The first thing we did was try a bit of DIY to save some pennies. We slathered the sill in B&Q’s finest wood filler, gave it a sanding then sloshed on some white paint. Jobs a good’n! At least is was for a few weeks until we started noticing telltale water stain marks tinging the newly applied paint.
We ignored it, we had better things to spend our time and money on than a rotten casement window. And so, the showers continued, the baths continued, the dog continued to shake excess water off her coat all over the bathroom.
It became almost impossible to open and even harder to close the window. Then the rattling started. The pane of glass had become loose and any breeze would set it off making a right racket. We might have been able to live with it had our daughter’s nursery not been next to the bathroom. Any parent knows how blissful it is it to have your child sleep through the night undisturbed.
So again, we turned to DIY options. We applied tubes of sealant liberally around the pane of glass, both inside and out. The latter via a ladder I borrowed from my father which while concertinaed seemed sturdy. However once fully extended, with me at the top and my wife below bracing it against sudden slips felt disturbingly flimsy.
We had friends stay over one weekend and during the quick tour around the room they would be staying in and the bathroom we had to explicitly say “do not try to open or even touch that window, in fact try not to look at it at all”.
At this point the window sill was more filler and sealant than wood but we’d managed to stop the rattling. We got a few more months out of the window which had now become completely inoperable. Swollen with moisture and stuck in place with various B&Q products.
It was on a particularly hot summers day, with steam building up in the bathroom that I decided to open the window using my shoulder. That didn’t go well. And this is no boast of strength.
The frame splinted and snapped, the sill split down its length and the glass slid down only stopping when it became stuck on a piece of sealant. Luckily, we were able to keep the glass from smashing into the courtyard below which would have been an almighty clean up job to make safe for doggy paws and baby feet.
In the end we bit the bullet and got the experts in. After a survey it was deemed uneconomical to try and save the frame so out it went. The experts crafted and installed a completely new frame from an engineered wood called Accoya. It even matched the other windows in the house. We painted it ourselves and now we have a fully functional casement window in the bathroom that can be opened and closed with ease, doesn’t look a complete mess and is no longer an embarrassment.
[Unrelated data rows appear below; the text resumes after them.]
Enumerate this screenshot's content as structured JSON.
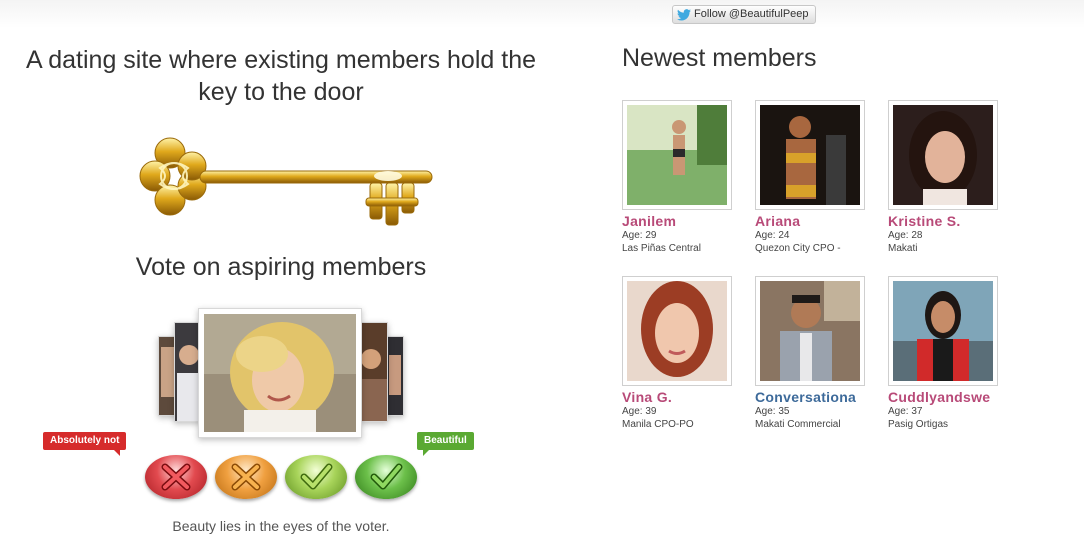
{
  "twitter": {
    "label": "Follow @BeautifulPeep",
    "icon": "twitter-bird-icon"
  },
  "hero": {
    "headline": "A dating site where existing members hold the key to the door",
    "key_image": "golden-key-icon"
  },
  "vote": {
    "title": "Vote on aspiring members",
    "tag_negative": "Absolutely not",
    "tag_positive": "Beautiful",
    "buttons": [
      {
        "name": "vote-absolutely-not-button",
        "icon": "x-icon",
        "color": "#d9373c"
      },
      {
        "name": "vote-no-button",
        "icon": "x-icon",
        "color": "#e8862b"
      },
      {
        "name": "vote-yes-button",
        "icon": "check-icon",
        "color": "#8cbf3a"
      },
      {
        "name": "vote-beautiful-button",
        "icon": "check-icon",
        "color": "#4fa936"
      }
    ],
    "caption": "Beauty lies in the eyes of the voter."
  },
  "newest": {
    "title": "Newest members",
    "members": [
      {
        "name": "Janilem",
        "age": "Age: 29",
        "location": "Las Piñas Central"
      },
      {
        "name": "Ariana",
        "age": "Age: 24",
        "location": "Quezon City CPO -"
      },
      {
        "name": "Kristine S.",
        "age": "Age: 28",
        "location": "Makati"
      },
      {
        "name": "Vina G.",
        "age": "Age: 39",
        "location": "Manila CPO-PO"
      },
      {
        "name": "Conversationa",
        "age": "Age: 35",
        "location": "Makati Commercial"
      },
      {
        "name": "Cuddlyandswe",
        "age": "Age: 37",
        "location": "Pasig Ortigas"
      }
    ]
  },
  "colors": {
    "name_pink": "#b84a78",
    "name_blue": "#3d6a9a",
    "tag_red": "#d62b2b",
    "tag_green": "#5aa932"
  }
}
To answer the question posed in the title, the best way to repair a rotten wooden window sill is to get a professional in. True it will cost more than a shelf full of wood filler, but the job will be done once and done properly.